Koponen testified that Holte suffered three gunshot wounds, as well as a number of abrasions on his face and back, likely caused by fractured bullets or debris hitting him as the dining room table in front of him took fire. All three gunshot wounds traveled through Holte's body from right to left, which indicates to Koponen that Holte received all three wounds in rapid succession. He was shot once in each of his arms, with each of those two injuries resulting in catastrophic exit wounds Koponen said could have been fatal if left untreated.
However, Holte's fatal wound was a gunshot wound in his back, which fractured three ribs as it passed across his body, severing multiple arteries, penetrating his lung near its connection to his heart and traveling through his esophagus and diaphragm. The bullet was recovered in Holte's stomach, Koponen said. The wound resulted in massive internal bleeding, which caused his death.
Dr. Frans Maritz, a firearms expert from the South Dakota Division of Criminal Investigations who performed ballistics analysis in the case, testified that the bullets that killed Holte and Moore were consistent with what would be used in Pendleton's AK-74, although he was unable to positively determine that the bullets came from Pendleton's rifle specifically -- however, he was able to conclusively rule out the Glock pistols and AR-15 rifles used by police.
Madsen noted that during the shooting, it's difficult to confirm that the figure seen in the footage who appears to be shooting at police is Pendleton -- however, he noted that the figure appears to be dressed similarly as Pendleton was that day. He also testified that a sweep of the apartment after the shooting found no one else in the residence.
Pendleton also suffered gunshot injuries on both his thighs, as well as his shoulder, forearm, hand and ankle, Madsen said.
After the state rested and the jury was dismissed for the weekend, defense attorney Steven Mottinger argued that the state had not met its burden of proof for Pendleton's eight charges, excluding intent to sell marijuana, and asked presiding Judge Donald Hager to dismiss those eight charges. Hager denied Mottinger's request.

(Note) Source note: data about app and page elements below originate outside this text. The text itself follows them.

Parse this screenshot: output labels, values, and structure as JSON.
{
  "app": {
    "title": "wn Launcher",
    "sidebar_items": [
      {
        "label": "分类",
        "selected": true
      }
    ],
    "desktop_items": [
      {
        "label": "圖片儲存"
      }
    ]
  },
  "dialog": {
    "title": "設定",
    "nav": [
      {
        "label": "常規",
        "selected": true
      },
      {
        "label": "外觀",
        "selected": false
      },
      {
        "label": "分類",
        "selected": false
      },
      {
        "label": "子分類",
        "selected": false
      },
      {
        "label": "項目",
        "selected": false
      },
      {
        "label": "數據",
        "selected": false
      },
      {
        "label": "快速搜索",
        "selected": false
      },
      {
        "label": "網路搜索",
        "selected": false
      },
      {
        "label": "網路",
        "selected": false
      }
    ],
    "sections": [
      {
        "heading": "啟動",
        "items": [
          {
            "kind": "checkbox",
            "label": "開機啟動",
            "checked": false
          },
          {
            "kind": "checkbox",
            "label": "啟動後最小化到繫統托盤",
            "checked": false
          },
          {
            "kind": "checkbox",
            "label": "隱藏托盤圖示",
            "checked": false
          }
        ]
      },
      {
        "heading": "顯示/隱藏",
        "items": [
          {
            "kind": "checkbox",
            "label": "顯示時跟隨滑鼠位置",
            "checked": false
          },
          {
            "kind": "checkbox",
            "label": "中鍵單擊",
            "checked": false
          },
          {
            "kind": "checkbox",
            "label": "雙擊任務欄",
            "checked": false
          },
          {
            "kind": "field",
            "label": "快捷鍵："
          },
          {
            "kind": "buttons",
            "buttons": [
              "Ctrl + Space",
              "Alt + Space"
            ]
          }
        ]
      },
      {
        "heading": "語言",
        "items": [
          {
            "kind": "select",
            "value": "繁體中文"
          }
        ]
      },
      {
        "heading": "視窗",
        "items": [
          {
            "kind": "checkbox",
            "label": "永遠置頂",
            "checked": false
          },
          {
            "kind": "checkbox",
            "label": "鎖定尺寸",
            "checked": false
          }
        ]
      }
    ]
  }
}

The defense will begin calling witnesses on Monday, when Pendleton is also expected to testify. Attorneys are expected to give their closing arguments on Tuesday, July 13.